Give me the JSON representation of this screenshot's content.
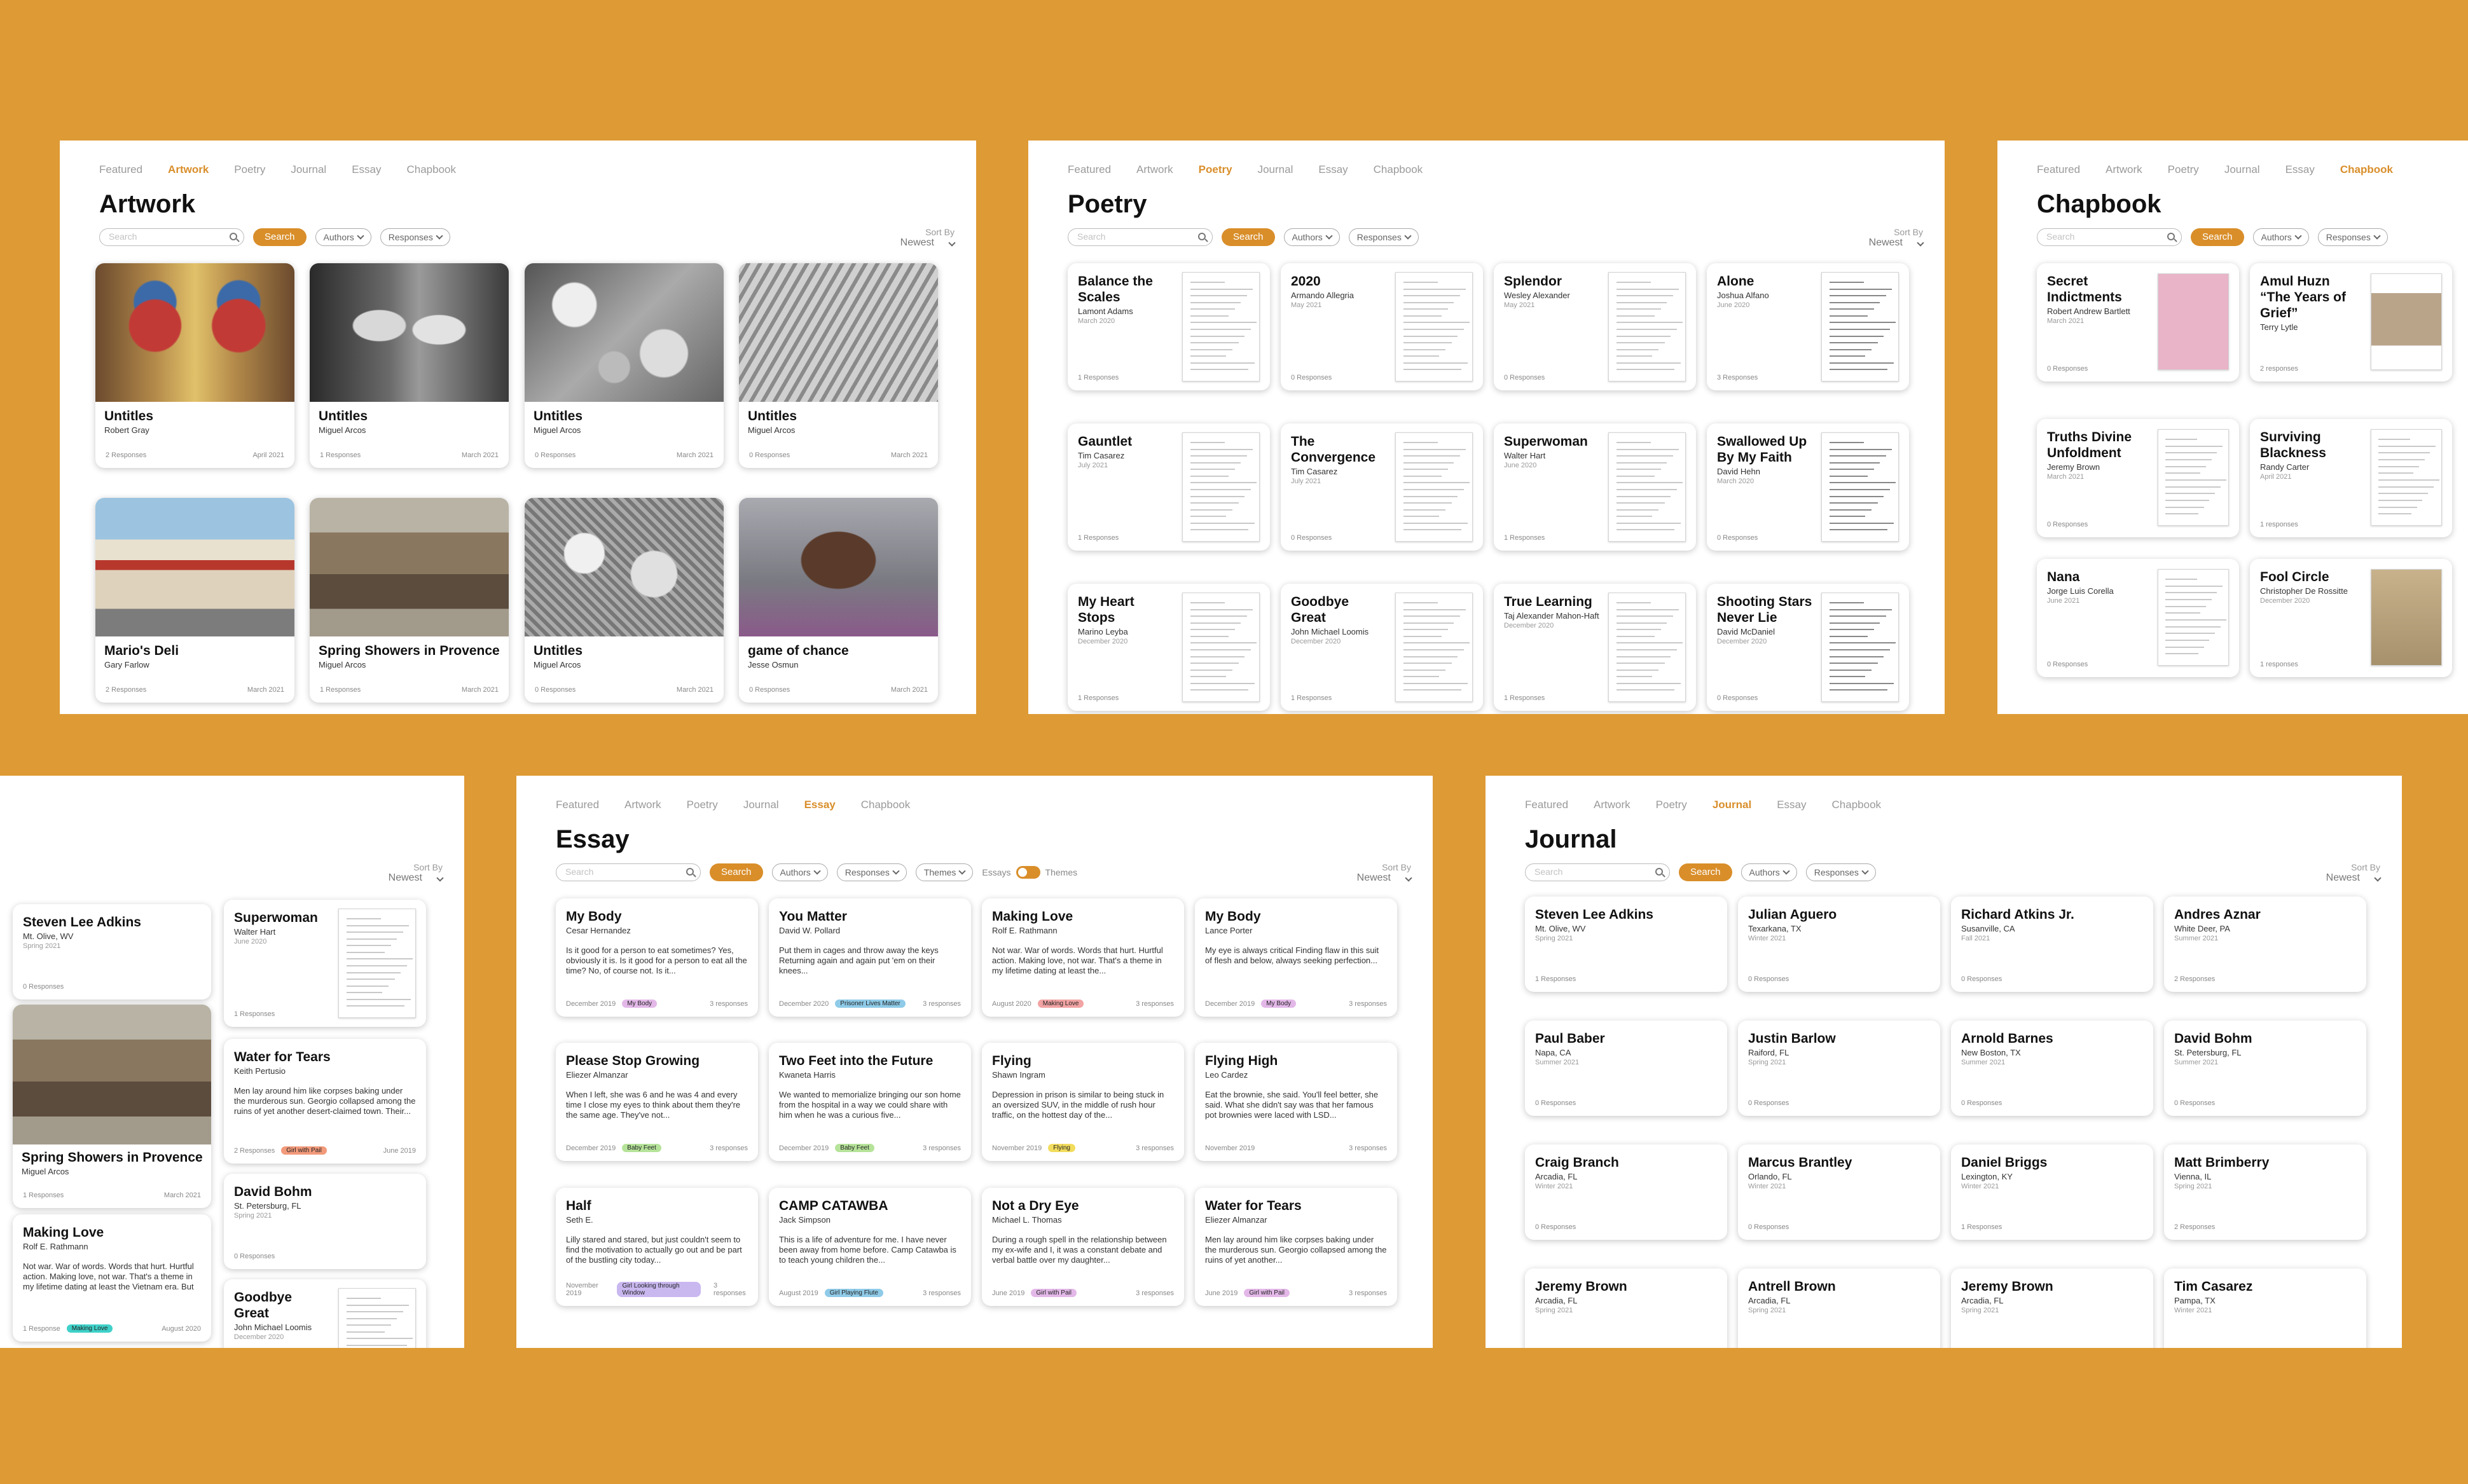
{
  "nav": [
    "Featured",
    "Artwork",
    "Poetry",
    "Journal",
    "Essay",
    "Chapbook"
  ],
  "ui": {
    "search_placeholder": "Search",
    "search_btn": "Search",
    "authors": "Authors",
    "responses": "Responses",
    "themes": "Themes",
    "sort_label": "Sort By",
    "sort_value": "Newest",
    "toggle_left": "Essays",
    "toggle_right": "Themes"
  },
  "artwork": {
    "title": "Artwork",
    "cards": [
      {
        "title": "Untitles",
        "author": "Robert Gray",
        "responses": "2 Responses",
        "date": "April 2021",
        "img": "baboons"
      },
      {
        "title": "Untitles",
        "author": "Miguel Arcos",
        "responses": "1 Responses",
        "date": "March 2021",
        "img": "portrait"
      },
      {
        "title": "Untitles",
        "author": "Miguel Arcos",
        "responses": "0 Responses",
        "date": "March 2021",
        "img": "faces"
      },
      {
        "title": "Untitles",
        "author": "Miguel Arcos",
        "responses": "0 Responses",
        "date": "March 2021",
        "img": "tiger"
      },
      {
        "title": "Mario's Deli",
        "author": "Gary Farlow",
        "responses": "2 Responses",
        "date": "March 2021",
        "img": "deli"
      },
      {
        "title": "Spring Showers in Provence",
        "author": "Miguel Arcos",
        "responses": "1 Responses",
        "date": "March 2021",
        "img": "street"
      },
      {
        "title": "Untitles",
        "author": "Miguel Arcos",
        "responses": "0 Responses",
        "date": "March 2021",
        "img": "animals"
      },
      {
        "title": "game of chance",
        "author": "Jesse Osmun",
        "responses": "0 Responses",
        "date": "March 2021",
        "img": "gamer"
      }
    ]
  },
  "poetry": {
    "title": "Poetry",
    "cards": [
      {
        "title": "Balance the Scales",
        "author": "Lamont Adams",
        "date": "March 2020",
        "responses": "1 Responses"
      },
      {
        "title": "2020",
        "author": "Armando Allegria",
        "date": "May 2021",
        "responses": "0 Responses"
      },
      {
        "title": "Splendor",
        "author": "Wesley Alexander",
        "date": "May 2021",
        "responses": "0 Responses"
      },
      {
        "title": "Alone",
        "author": "Joshua Alfano",
        "date": "June 2020",
        "responses": "3 Responses"
      },
      {
        "title": "Gauntlet",
        "author": "Tim Casarez",
        "date": "July 2021",
        "responses": "1 Responses"
      },
      {
        "title": "The Convergence",
        "author": "Tim Casarez",
        "date": "July 2021",
        "responses": "0 Responses"
      },
      {
        "title": "Superwoman",
        "author": "Walter Hart",
        "date": "June 2020",
        "responses": "1 Responses"
      },
      {
        "title": "Swallowed Up By My Faith",
        "author": "David Hehn",
        "date": "March 2020",
        "responses": "0 Responses"
      },
      {
        "title": "My Heart Stops",
        "author": "Marino Leyba",
        "date": "December 2020",
        "responses": "1 Responses"
      },
      {
        "title": "Goodbye Great",
        "author": "John Michael Loomis",
        "date": "December 2020",
        "responses": "1 Responses"
      },
      {
        "title": "True Learning",
        "author": "Taj Alexander Mahon-Haft",
        "date": "December 2020",
        "responses": "1 Responses"
      },
      {
        "title": "Shooting Stars Never Lie",
        "author": "David McDaniel",
        "date": "December 2020",
        "responses": "0 Responses"
      }
    ]
  },
  "chapbook": {
    "title": "Chapbook",
    "cards": [
      {
        "title": "Secret Indictments",
        "author": "Robert Andrew Bartlett",
        "date": "March 2021",
        "responses": "0 Responses",
        "cover": "pink"
      },
      {
        "title": "Amul Huzn “The Years of Grief”",
        "author": "Terry Lytle",
        "date": "",
        "responses": "2 responses",
        "cover": "photo"
      },
      {
        "title": "Truths Divine Unfoldment",
        "author": "Jeremy Brown",
        "date": "March 2021",
        "responses": "0 Responses",
        "cover": "page"
      },
      {
        "title": "Surviving Blackness",
        "author": "Randy Carter",
        "date": "April 2021",
        "responses": "1 responses",
        "cover": "page"
      },
      {
        "title": "Nana",
        "author": "Jorge Luis Corella",
        "date": "June 2021",
        "responses": "0 Responses",
        "cover": "page"
      },
      {
        "title": "Fool Circle",
        "author": "Christopher De Rossitte",
        "date": "December 2020",
        "responses": "1 responses",
        "cover": "tan"
      }
    ]
  },
  "featured": {
    "sort": {
      "label": "Sort By",
      "value": "Newest"
    },
    "col1": [
      {
        "title": "Steven Lee Adkins",
        "sub": "Mt. Olive, WV",
        "date": "Spring 2021",
        "responses": "0 Responses"
      },
      {
        "title": "Spring Showers in Provence",
        "sub": "Miguel Arcos",
        "responses": "1 Responses",
        "date": "March 2021"
      },
      {
        "title": "Making Love",
        "sub": "Rolf E. Rathmann",
        "excerpt": "Not war. War of words. Words that hurt. Hurtful action. Making love, not war. That's a theme in my lifetime dating at least the Vietnam era. But with...",
        "responses": "1 Response",
        "tag": "Making Love",
        "date": "August 2020"
      }
    ],
    "col2": [
      {
        "title": "Superwoman",
        "sub": "Walter Hart",
        "date": "June 2020",
        "responses": "1 Responses"
      },
      {
        "title": "Water for Tears",
        "sub": "Keith Pertusio",
        "excerpt": "Men lay around him like corpses baking under the murderous sun. Georgio collapsed among the ruins of yet another desert-claimed town. Their...",
        "responses": "2 Responses",
        "tag": "Girl with Pail",
        "date": "June 2019"
      },
      {
        "title": "David Bohm",
        "sub": "St. Petersburg, FL",
        "date": "Spring 2021",
        "responses": "0 Responses"
      },
      {
        "title": "Goodbye Great",
        "sub": "John Michael Loomis",
        "date": "December 2020"
      }
    ]
  },
  "essay": {
    "title": "Essay",
    "cards": [
      {
        "title": "My Body",
        "author": "Cesar Hernandez",
        "excerpt": "Is it good for a person to eat sometimes? Yes, obviously it is. Is it good for a person to eat all the time? No, of course not. Is it...",
        "date": "December 2019",
        "tag": "My Body",
        "tagColor": "#E3B8E8",
        "responses": "3 responses"
      },
      {
        "title": "You Matter",
        "author": "David W. Pollard",
        "excerpt": "Put them in cages and throw away the keys Returning again and again put 'em on their knees...",
        "date": "December 2020",
        "tag": "Prisoner Lives Matter",
        "tagColor": "#8FCBE8",
        "responses": "3 responses"
      },
      {
        "title": "Making Love",
        "author": "Rolf E. Rathmann",
        "excerpt": "Not war. War of words. Words that hurt. Hurtful action. Making love, not war. That's a theme in my lifetime dating at least the...",
        "date": "August 2020",
        "tag": "Making Love",
        "tagColor": "#F2A3A3",
        "responses": "3 responses"
      },
      {
        "title": "My Body",
        "author": "Lance Porter",
        "excerpt": "My eye is always critical Finding flaw in this suit of flesh and below, always seeking perfection...",
        "date": "December 2019",
        "tag": "My Body",
        "tagColor": "#E3B8E8",
        "responses": "3 responses"
      },
      {
        "title": "Please Stop Growing",
        "author": "Eliezer Almanzar",
        "excerpt": "When I left, she was 6 and he was 4 and every time I close my eyes to think about them they're the same age. They've not...",
        "date": "December 2019",
        "tag": "Baby Feet",
        "tagColor": "#B6E39A",
        "responses": "3 responses"
      },
      {
        "title": "Two Feet into the Future",
        "author": "Kwaneta Harris",
        "excerpt": "We wanted to memorialize bringing our son home from the hospital in a way we could share with him when he was a curious five...",
        "date": "December 2019",
        "tag": "Baby Feet",
        "tagColor": "#B6E39A",
        "responses": "3 responses"
      },
      {
        "title": "Flying",
        "author": "Shawn Ingram",
        "excerpt": "Depression in prison is similar to being stuck in an oversized SUV, in the middle of rush hour traffic, on the hottest day of the...",
        "date": "November 2019",
        "tag": "Flying",
        "tagColor": "#F2DC5D",
        "responses": "3 responses"
      },
      {
        "title": "Flying High",
        "author": "Leo Cardez",
        "excerpt": "Eat the brownie, she said. You'll feel better, she said. What she didn't say was that her famous pot brownies were laced with LSD...",
        "date": "November 2019",
        "tag": "",
        "tagColor": "",
        "responses": "3 responses"
      },
      {
        "title": "Half",
        "author": "Seth E.",
        "excerpt": "Lilly stared and stared, but just couldn't seem to find the motivation to actually go out and be part of the bustling city today...",
        "date": "November 2019",
        "tag": "Girl Looking through Window",
        "tagColor": "#C9B8F0",
        "responses": "3 responses"
      },
      {
        "title": "CAMP CATAWBA",
        "author": "Jack Simpson",
        "excerpt": "This is a life of adventure for me. I have never been away from home before. Camp Catawba is to teach young children the...",
        "date": "August 2019",
        "tag": "Girl Playing Flute",
        "tagColor": "#8FCBE8",
        "responses": "3 responses"
      },
      {
        "title": "Not a Dry Eye",
        "author": "Michael L. Thomas",
        "excerpt": "During a rough spell in the relationship between my ex-wife and I, it was a constant debate and verbal battle over my daughter...",
        "date": "June 2019",
        "tag": "Girl with Pail",
        "tagColor": "#E3B8E8",
        "responses": "3 responses"
      },
      {
        "title": "Water for Tears",
        "author": "Eliezer Almanzar",
        "excerpt": "Men lay around him like corpses baking under the murderous sun. Georgio collapsed among the ruins of yet another...",
        "date": "June 2019",
        "tag": "Girl with Pail",
        "tagColor": "#E3B8E8",
        "responses": "3 responses"
      }
    ]
  },
  "journal": {
    "title": "Journal",
    "cards": [
      {
        "title": "Steven Lee Adkins",
        "sub": "Mt. Olive, WV",
        "season": "Spring 2021",
        "responses": "1 Responses"
      },
      {
        "title": "Julian Aguero",
        "sub": "Texarkana, TX",
        "season": "Winter 2021",
        "responses": "0 Responses"
      },
      {
        "title": "Richard Atkins Jr.",
        "sub": "Susanville, CA",
        "season": "Fall 2021",
        "responses": "0 Responses"
      },
      {
        "title": "Andres Aznar",
        "sub": "White Deer, PA",
        "season": "Summer 2021",
        "responses": "2 Responses"
      },
      {
        "title": "Paul Baber",
        "sub": "Napa, CA",
        "season": "Summer 2021",
        "responses": "0 Responses"
      },
      {
        "title": "Justin Barlow",
        "sub": "Raiford, FL",
        "season": "Spring 2021",
        "responses": "0 Responses"
      },
      {
        "title": "Arnold Barnes",
        "sub": "New Boston, TX",
        "season": "Summer 2021",
        "responses": "0 Responses"
      },
      {
        "title": "David Bohm",
        "sub": "St. Petersburg, FL",
        "season": "Summer 2021",
        "responses": "0 Responses"
      },
      {
        "title": "Craig Branch",
        "sub": "Arcadia, FL",
        "season": "Winter 2021",
        "responses": "0 Responses"
      },
      {
        "title": "Marcus Brantley",
        "sub": "Orlando, FL",
        "season": "Winter 2021",
        "responses": "0 Responses"
      },
      {
        "title": "Daniel Briggs",
        "sub": "Lexington, KY",
        "season": "Winter 2021",
        "responses": "1 Responses"
      },
      {
        "title": "Matt Brimberry",
        "sub": "Vienna, IL",
        "season": "Spring 2021",
        "responses": "2 Responses"
      },
      {
        "title": "Jeremy Brown",
        "sub": "Arcadia, FL",
        "season": "Spring 2021",
        "responses": "0 Responses"
      },
      {
        "title": "Antrell Brown",
        "sub": "Arcadia, FL",
        "season": "Spring 2021",
        "responses": "0 Responses"
      },
      {
        "title": "Jeremy Brown",
        "sub": "Arcadia, FL",
        "season": "Spring 2021",
        "responses": "0 Responses"
      },
      {
        "title": "Tim Casarez",
        "sub": "Pampa, TX",
        "season": "Winter 2021",
        "responses": "0 Responses"
      }
    ]
  }
}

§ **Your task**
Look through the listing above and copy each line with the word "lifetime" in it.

§ **Solution to the problem**
        "excerpt": "Not war. War of words. Words that hurt. Hurtful action. Making love, not war. That's a theme in my lifetime dating at least the Vietnam era. But with...",
        "excerpt": "Not war. War of words. Words that hurt. Hurtful action. Making love, not war. That's a theme in my lifetime dating at least the...",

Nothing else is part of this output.